**TASK STATEMENT**
Extract all lines from the data beneath that include the word "Hardware".

━━━━━ MATERIAL SUPPLIED

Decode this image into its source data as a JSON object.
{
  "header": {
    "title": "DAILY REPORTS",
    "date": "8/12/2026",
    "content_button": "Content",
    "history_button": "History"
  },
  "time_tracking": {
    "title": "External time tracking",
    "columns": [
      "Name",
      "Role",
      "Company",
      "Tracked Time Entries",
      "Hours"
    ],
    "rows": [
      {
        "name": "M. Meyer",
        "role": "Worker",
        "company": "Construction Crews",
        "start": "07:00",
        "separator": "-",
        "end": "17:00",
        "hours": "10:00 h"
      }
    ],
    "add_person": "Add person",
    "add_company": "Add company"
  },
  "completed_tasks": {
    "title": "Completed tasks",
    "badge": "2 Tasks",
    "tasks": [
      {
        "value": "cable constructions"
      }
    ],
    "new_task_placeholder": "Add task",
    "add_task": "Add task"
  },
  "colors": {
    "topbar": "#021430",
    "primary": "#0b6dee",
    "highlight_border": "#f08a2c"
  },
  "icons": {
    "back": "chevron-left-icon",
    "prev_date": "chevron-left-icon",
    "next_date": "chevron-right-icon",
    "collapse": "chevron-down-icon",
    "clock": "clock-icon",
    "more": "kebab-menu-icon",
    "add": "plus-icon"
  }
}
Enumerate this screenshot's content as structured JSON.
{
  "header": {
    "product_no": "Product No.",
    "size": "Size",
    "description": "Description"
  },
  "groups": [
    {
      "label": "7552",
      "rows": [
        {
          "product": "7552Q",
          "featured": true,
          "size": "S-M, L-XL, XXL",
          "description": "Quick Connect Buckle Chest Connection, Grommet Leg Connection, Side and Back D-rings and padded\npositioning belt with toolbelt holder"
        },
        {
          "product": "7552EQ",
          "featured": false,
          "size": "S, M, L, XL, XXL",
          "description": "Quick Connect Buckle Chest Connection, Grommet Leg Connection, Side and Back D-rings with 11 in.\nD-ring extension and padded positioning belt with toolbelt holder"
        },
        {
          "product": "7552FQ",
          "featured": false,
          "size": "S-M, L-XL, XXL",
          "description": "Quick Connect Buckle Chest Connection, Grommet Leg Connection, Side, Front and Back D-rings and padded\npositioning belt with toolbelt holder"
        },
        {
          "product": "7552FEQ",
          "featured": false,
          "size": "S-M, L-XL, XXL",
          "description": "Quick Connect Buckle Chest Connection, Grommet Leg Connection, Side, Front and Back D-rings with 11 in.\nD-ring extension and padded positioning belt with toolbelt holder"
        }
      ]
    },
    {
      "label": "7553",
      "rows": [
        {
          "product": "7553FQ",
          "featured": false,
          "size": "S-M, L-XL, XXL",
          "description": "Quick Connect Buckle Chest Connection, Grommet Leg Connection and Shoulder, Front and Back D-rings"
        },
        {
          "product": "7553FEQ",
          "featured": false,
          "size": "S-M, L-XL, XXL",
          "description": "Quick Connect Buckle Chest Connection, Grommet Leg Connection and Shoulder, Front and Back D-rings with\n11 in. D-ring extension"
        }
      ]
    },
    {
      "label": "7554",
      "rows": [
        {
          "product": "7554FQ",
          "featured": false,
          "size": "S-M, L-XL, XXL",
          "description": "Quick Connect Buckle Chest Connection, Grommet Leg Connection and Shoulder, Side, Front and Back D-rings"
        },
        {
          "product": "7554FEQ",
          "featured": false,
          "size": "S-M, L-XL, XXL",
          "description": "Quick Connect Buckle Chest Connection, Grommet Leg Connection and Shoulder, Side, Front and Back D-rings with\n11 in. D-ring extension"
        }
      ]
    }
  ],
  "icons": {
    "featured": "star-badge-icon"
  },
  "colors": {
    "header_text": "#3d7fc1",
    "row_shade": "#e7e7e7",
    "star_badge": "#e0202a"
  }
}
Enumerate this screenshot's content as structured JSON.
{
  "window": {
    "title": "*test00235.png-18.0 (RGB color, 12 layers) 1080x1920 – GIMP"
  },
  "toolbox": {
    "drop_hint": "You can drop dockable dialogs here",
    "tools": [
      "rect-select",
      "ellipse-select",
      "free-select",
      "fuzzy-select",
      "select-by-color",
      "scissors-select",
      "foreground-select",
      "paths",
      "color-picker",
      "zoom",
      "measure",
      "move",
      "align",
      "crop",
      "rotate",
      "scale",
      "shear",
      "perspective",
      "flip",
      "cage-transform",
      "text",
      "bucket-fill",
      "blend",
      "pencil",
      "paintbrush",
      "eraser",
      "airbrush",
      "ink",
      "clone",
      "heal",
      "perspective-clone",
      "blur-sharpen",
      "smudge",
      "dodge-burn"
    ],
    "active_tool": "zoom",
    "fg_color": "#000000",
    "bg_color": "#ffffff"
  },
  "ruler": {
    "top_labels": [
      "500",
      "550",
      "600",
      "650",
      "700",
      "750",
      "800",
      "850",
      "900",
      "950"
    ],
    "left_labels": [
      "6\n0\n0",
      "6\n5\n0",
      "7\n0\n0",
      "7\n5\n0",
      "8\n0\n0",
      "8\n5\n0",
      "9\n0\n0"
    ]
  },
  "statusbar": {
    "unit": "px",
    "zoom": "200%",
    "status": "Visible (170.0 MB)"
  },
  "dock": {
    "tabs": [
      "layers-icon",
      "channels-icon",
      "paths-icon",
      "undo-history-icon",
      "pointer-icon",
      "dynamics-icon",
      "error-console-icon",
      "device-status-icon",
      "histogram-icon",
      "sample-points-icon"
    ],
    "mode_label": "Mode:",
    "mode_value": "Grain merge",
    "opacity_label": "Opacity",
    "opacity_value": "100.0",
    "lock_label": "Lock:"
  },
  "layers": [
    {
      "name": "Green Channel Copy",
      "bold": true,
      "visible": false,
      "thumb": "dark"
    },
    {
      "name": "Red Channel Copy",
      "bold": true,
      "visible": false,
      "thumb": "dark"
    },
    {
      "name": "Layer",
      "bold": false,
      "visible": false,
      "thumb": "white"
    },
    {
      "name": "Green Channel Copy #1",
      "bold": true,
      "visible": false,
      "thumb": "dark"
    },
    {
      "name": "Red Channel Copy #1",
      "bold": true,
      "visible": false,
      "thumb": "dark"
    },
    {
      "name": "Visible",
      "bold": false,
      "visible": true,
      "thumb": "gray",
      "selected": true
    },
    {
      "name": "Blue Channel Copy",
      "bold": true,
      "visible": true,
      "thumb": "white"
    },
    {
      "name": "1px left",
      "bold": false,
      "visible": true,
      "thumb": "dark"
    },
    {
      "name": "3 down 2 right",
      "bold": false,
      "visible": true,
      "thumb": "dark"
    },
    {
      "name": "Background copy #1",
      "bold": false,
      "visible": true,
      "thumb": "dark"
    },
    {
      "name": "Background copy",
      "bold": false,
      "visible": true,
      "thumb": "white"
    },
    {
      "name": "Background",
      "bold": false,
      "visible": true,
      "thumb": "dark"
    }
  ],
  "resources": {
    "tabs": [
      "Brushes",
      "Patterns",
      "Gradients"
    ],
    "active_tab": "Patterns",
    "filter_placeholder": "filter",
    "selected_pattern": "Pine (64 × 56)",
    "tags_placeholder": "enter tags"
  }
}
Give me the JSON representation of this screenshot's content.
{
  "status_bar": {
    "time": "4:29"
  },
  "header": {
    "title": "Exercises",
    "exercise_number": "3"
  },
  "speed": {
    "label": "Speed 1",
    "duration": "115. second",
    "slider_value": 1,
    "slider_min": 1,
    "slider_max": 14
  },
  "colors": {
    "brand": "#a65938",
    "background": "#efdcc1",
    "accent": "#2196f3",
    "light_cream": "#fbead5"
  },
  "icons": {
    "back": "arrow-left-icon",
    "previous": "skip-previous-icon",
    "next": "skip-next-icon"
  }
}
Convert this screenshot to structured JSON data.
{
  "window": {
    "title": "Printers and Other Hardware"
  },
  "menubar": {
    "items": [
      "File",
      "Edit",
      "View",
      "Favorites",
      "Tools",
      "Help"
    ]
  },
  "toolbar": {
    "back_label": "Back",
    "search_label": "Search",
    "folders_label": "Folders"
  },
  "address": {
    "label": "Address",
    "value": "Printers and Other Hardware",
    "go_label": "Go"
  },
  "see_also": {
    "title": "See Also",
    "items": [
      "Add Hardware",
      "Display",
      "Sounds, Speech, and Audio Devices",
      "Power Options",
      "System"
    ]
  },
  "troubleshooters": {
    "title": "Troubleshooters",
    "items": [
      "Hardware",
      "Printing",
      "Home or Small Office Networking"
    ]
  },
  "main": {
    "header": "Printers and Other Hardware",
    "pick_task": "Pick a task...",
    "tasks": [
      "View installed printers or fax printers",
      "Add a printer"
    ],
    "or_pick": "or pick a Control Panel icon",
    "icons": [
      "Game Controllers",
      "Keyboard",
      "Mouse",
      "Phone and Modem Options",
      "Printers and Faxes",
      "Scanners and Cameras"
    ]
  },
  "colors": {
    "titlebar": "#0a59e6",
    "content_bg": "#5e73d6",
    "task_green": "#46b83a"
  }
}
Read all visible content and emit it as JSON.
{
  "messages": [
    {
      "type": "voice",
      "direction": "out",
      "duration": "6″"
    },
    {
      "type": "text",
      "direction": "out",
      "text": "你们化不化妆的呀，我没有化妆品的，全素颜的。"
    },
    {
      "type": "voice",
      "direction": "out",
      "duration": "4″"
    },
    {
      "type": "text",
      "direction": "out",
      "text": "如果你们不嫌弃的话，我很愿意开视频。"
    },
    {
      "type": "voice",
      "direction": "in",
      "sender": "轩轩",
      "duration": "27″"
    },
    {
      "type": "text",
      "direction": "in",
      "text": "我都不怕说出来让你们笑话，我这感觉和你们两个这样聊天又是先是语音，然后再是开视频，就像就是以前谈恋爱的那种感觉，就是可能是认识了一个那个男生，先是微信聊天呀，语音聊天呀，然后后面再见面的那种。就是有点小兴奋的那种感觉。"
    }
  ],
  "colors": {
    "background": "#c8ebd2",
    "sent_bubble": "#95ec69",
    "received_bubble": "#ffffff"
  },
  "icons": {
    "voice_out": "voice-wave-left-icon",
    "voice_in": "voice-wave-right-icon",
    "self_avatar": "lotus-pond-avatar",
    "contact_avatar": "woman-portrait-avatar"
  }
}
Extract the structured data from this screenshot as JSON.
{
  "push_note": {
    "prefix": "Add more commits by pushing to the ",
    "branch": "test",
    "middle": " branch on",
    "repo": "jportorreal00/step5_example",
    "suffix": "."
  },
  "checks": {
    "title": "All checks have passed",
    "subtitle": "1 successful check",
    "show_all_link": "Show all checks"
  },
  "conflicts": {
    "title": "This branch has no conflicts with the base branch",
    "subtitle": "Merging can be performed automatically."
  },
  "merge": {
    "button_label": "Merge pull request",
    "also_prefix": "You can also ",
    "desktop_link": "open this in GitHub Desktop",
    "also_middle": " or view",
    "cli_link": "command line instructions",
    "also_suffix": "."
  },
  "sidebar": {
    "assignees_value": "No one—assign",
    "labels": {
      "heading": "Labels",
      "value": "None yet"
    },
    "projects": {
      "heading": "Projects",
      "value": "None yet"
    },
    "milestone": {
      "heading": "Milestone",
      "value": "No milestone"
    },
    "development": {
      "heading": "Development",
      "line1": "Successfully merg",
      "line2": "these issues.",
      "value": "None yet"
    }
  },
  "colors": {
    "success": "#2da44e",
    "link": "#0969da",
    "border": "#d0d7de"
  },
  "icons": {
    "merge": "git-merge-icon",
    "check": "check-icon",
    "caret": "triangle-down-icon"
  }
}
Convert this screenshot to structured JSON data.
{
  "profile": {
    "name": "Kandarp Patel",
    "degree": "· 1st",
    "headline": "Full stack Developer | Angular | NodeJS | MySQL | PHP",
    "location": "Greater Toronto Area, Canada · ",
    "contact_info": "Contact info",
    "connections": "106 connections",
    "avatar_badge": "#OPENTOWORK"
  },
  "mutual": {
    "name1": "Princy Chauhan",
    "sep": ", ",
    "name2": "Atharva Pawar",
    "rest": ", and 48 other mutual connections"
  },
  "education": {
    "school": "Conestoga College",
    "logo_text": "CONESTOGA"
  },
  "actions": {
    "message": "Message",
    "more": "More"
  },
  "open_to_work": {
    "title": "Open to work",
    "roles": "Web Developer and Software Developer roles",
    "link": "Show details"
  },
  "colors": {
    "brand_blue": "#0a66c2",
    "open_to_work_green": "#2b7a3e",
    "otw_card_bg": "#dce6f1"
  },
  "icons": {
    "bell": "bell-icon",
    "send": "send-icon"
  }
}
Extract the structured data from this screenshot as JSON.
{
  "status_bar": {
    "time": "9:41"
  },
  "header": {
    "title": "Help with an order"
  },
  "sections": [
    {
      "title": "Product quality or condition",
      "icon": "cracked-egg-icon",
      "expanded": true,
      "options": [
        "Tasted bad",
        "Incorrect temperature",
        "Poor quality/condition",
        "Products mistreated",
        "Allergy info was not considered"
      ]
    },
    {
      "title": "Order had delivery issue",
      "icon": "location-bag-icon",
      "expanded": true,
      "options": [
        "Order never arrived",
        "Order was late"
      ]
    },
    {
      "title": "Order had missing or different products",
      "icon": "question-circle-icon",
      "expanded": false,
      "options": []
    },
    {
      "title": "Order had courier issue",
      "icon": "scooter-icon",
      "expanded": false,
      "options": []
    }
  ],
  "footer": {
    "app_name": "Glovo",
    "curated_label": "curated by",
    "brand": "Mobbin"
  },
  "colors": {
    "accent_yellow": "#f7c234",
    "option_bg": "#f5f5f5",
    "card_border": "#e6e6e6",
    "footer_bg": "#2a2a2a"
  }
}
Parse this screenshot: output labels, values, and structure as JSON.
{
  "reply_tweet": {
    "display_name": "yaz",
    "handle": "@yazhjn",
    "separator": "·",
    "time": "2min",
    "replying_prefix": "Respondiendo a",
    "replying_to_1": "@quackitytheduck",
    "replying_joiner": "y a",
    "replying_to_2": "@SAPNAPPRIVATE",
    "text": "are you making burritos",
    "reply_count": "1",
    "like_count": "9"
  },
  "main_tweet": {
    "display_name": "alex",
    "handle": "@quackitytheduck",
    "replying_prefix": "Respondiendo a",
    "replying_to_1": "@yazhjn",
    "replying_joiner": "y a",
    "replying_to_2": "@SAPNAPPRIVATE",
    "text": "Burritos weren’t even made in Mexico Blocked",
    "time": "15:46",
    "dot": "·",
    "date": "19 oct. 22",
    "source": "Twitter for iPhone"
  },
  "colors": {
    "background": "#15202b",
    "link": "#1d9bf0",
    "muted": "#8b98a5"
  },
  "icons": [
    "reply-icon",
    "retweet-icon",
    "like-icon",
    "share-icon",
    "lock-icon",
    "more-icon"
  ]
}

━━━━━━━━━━

**RESULT OF THE EXERCISE**
    "title": "Printers and Other Hardware"
    "value": "Printers and Other Hardware",
      "Add Hardware",
      "Hardware",
    "header": "Printers and Other Hardware",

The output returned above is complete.